## Work request
Find every line of the records that has "MIỀN" and return it.

## Listed entries
*** Block opens ***

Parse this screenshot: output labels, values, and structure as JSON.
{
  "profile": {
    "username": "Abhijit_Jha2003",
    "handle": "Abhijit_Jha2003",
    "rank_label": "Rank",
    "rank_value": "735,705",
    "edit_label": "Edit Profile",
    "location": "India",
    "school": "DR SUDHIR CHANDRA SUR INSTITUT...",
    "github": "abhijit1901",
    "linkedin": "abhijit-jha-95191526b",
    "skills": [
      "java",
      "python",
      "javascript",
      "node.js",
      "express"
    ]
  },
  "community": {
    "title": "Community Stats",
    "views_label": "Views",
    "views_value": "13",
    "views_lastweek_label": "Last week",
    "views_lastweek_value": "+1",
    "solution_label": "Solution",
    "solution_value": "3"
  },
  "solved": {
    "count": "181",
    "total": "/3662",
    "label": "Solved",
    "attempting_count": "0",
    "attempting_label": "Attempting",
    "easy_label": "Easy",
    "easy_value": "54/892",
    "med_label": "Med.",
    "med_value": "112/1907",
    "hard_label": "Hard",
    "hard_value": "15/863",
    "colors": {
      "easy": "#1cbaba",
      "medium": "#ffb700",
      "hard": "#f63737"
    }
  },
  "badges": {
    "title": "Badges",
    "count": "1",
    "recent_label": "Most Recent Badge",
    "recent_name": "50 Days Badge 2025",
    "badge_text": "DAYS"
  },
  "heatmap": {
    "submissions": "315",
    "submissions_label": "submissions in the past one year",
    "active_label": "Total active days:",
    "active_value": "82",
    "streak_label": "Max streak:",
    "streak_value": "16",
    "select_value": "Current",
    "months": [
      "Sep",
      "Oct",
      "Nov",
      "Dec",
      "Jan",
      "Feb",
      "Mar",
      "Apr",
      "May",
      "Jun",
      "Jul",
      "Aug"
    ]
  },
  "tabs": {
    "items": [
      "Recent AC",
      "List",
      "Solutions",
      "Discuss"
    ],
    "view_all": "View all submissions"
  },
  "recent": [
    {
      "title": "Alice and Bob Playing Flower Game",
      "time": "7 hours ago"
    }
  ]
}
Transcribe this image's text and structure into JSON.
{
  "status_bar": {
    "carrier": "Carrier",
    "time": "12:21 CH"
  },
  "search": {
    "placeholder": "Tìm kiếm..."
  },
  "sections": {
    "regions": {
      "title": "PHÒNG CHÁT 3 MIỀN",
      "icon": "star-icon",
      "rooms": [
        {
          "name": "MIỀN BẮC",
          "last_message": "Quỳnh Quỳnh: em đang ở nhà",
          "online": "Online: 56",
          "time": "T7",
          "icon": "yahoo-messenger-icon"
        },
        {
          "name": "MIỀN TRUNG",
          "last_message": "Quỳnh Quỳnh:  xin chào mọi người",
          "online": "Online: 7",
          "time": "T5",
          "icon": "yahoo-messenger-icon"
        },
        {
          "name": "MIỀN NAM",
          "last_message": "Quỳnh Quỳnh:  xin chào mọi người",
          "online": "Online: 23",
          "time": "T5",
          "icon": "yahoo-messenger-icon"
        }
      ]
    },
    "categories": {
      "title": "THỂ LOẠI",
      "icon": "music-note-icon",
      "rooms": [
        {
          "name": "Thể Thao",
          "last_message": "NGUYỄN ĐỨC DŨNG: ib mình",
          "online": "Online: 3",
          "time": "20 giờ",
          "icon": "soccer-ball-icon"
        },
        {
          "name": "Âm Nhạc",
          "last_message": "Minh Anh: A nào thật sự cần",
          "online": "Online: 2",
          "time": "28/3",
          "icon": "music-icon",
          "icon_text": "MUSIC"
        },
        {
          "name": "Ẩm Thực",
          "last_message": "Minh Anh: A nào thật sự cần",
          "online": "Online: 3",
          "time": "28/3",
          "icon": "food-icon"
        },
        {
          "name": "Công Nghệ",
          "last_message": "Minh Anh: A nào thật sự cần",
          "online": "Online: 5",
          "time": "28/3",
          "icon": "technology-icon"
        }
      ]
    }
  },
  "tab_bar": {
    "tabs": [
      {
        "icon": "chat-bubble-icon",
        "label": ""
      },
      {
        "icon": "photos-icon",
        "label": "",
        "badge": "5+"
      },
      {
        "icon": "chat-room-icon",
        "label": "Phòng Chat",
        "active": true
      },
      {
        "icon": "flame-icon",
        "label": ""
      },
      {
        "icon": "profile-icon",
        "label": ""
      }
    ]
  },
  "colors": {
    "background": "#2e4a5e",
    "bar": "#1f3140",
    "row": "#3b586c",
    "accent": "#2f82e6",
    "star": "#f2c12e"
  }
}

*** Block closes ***

## Exercise response
      "title": "PHÒNG CHÁT 3 MIỀN",
          "name": "MIỀN BẮC",
          "name": "MIỀN TRUNG",
          "name": "MIỀN NAM",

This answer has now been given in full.